[[ GIVEN DATA, beginning ]]

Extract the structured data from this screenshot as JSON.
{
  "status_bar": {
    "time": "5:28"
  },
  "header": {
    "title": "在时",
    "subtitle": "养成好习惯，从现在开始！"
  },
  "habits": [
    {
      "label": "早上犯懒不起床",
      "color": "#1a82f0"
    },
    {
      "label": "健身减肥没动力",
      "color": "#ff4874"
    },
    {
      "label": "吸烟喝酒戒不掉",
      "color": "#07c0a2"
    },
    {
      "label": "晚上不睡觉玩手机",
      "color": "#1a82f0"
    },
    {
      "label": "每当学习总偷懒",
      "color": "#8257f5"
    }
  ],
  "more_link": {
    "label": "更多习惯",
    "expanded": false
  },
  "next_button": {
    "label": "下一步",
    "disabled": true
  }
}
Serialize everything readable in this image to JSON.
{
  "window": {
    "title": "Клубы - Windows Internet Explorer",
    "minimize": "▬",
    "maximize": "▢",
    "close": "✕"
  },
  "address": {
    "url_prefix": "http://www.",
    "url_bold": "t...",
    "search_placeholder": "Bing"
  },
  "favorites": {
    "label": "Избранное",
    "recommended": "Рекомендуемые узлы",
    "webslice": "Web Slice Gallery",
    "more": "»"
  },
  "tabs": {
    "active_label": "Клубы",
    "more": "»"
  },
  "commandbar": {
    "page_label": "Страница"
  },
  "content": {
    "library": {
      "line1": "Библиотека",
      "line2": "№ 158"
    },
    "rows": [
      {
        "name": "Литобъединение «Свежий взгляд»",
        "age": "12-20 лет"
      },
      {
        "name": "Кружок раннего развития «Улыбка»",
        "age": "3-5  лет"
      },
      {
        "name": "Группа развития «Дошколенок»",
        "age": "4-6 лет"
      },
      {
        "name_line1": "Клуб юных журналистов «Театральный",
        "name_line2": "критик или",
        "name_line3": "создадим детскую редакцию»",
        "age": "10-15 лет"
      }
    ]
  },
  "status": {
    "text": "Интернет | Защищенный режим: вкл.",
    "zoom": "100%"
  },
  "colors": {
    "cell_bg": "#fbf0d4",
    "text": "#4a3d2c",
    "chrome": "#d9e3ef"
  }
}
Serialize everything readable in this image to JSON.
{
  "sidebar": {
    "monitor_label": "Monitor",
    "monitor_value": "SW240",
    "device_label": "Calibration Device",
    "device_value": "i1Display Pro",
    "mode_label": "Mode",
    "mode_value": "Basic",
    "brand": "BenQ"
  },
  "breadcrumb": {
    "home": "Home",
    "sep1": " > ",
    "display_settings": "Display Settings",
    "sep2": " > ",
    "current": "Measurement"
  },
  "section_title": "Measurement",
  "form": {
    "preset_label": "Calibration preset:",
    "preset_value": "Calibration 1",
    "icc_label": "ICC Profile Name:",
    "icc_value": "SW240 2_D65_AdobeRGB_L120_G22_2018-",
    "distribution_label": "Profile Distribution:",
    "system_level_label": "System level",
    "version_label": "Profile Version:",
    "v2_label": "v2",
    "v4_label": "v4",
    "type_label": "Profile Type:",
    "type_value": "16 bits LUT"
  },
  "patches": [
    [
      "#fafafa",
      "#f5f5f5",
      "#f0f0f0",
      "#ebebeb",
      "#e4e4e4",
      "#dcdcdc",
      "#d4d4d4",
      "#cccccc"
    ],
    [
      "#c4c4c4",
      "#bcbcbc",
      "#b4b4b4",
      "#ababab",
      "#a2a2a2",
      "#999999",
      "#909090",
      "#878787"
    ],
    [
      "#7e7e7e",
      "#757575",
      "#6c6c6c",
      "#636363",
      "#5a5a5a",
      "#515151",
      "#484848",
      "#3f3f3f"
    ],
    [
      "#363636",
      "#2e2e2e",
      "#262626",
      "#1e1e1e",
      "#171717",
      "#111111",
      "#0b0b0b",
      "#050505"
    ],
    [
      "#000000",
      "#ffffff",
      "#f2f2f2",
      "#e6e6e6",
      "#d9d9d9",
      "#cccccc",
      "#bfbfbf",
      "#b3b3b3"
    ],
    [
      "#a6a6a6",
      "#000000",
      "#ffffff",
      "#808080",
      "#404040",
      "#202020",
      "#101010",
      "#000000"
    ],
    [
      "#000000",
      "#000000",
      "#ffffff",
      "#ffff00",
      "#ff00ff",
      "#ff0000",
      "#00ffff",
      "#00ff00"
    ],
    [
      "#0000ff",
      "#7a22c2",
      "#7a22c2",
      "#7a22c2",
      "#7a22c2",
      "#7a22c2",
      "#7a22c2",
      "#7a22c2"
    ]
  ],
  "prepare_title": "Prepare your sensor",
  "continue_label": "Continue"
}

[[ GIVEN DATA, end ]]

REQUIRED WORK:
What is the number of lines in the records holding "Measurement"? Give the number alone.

SOLUTION BELOW:
2